On the day or night of your arrest, you may or may not be cited with DUI. However, even if you are not cited with a DUI, you may still be charged at a later time. The Officer will forward their report to the proper authority, which in turn will make a charging decision. Such a decision may take days, weeks, or even months.
A DUI is a very serious charge, and justifiably so. It carries a penalty of up to one year in jail. In some instances it may even become a felony. A DUI is also a very expensive charge. The maximum fine for a DUI is $5,000.00. A conviction for a DUI for a first-time offender may result in court costs of $1,000.00 or above. Keep in mind that this number excludes any fees associated with court ordered alcohol treatment, or the services of an attorney. This number also does not encompass the emotional toll and negative stigma associated with a DUI. While Mickey Rourke?s career may have been in the toilet prior to his latest DUI, most people stand a great deal to lose from such a charge.
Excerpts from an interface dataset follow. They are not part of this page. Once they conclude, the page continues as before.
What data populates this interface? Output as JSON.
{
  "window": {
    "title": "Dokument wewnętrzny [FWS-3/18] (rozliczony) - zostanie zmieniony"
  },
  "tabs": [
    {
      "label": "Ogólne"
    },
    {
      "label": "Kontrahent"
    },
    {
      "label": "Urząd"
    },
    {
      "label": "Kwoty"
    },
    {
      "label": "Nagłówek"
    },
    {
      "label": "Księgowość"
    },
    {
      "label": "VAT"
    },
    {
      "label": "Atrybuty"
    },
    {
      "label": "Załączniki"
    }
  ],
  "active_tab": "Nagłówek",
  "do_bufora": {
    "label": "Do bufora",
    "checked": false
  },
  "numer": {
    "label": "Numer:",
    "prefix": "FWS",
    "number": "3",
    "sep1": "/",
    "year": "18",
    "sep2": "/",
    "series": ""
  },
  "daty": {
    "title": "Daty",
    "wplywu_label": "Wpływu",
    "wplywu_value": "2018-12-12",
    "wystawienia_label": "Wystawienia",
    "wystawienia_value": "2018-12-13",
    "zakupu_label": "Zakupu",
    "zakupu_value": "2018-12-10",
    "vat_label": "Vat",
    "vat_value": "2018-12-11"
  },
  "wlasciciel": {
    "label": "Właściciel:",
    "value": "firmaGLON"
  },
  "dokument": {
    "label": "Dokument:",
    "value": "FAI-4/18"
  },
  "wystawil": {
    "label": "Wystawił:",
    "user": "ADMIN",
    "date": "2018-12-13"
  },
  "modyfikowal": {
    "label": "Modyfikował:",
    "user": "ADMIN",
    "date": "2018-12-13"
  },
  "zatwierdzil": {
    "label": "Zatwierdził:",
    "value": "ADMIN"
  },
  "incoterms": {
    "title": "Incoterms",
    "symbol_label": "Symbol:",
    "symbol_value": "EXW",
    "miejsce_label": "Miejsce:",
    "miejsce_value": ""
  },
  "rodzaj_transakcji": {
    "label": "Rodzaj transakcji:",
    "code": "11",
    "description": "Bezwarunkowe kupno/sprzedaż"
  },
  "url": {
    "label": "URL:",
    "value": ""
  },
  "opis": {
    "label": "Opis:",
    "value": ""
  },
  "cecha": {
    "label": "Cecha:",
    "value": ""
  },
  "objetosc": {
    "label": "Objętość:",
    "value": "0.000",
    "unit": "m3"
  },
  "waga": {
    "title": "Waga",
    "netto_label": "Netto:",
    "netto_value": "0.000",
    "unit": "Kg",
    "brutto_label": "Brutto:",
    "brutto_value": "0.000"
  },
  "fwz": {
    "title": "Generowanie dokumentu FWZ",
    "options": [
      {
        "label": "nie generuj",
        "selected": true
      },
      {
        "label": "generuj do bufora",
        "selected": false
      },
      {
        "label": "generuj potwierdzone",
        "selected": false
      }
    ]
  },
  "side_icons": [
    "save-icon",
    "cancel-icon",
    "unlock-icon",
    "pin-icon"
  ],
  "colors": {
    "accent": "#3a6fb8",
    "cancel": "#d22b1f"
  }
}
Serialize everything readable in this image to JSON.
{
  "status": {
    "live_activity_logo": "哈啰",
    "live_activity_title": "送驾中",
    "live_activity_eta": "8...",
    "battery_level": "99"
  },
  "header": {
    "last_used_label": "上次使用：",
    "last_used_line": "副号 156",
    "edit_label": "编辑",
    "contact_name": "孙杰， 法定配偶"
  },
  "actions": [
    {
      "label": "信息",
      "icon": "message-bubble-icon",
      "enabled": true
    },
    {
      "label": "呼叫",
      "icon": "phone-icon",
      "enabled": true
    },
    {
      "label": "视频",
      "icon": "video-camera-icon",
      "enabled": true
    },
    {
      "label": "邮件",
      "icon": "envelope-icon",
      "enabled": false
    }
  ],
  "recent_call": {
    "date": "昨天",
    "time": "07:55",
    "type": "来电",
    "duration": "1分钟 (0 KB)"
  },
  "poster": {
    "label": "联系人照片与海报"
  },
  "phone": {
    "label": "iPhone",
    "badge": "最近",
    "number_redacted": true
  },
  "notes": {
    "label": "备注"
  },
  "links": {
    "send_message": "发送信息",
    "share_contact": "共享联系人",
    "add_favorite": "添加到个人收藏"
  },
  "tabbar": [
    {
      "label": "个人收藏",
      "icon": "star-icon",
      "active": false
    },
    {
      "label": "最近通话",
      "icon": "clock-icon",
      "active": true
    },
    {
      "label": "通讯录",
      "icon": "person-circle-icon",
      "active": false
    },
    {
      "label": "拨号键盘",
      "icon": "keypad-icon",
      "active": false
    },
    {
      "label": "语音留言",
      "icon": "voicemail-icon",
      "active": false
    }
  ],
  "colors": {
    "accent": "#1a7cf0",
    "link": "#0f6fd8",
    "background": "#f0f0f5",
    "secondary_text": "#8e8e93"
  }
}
In summary, this article is not intended as legal advice. Rather it serves as a reminder that DUI happens if you let it. Calling a cab, refraining from drinking, or designating a trustworthy driver are the superior options to drinking and driving. Nobody ever wakes up and says ?I want to get a DUI.? Regardless, DUI still happens, and if you do find yourself the subject of a DUI investigation, remember your rights, and remain calm and courteous. If you are charged with a DUI, don?t panic. Hire an attorney that specializes in the area. A good attorney will help guide you through the process. While not all cases end in dismissals or reduced charges, some do. These cases are usually the cases where a competent attorney is involved.
Dan Fiorito is a former Pierce County DUI prosecutor and currently devotes a majority of his legal practice to defending persons charged with DUI and other misdemeanor crimes. He may be contacted at firstname.lastname@example.org or at 206-299-1582.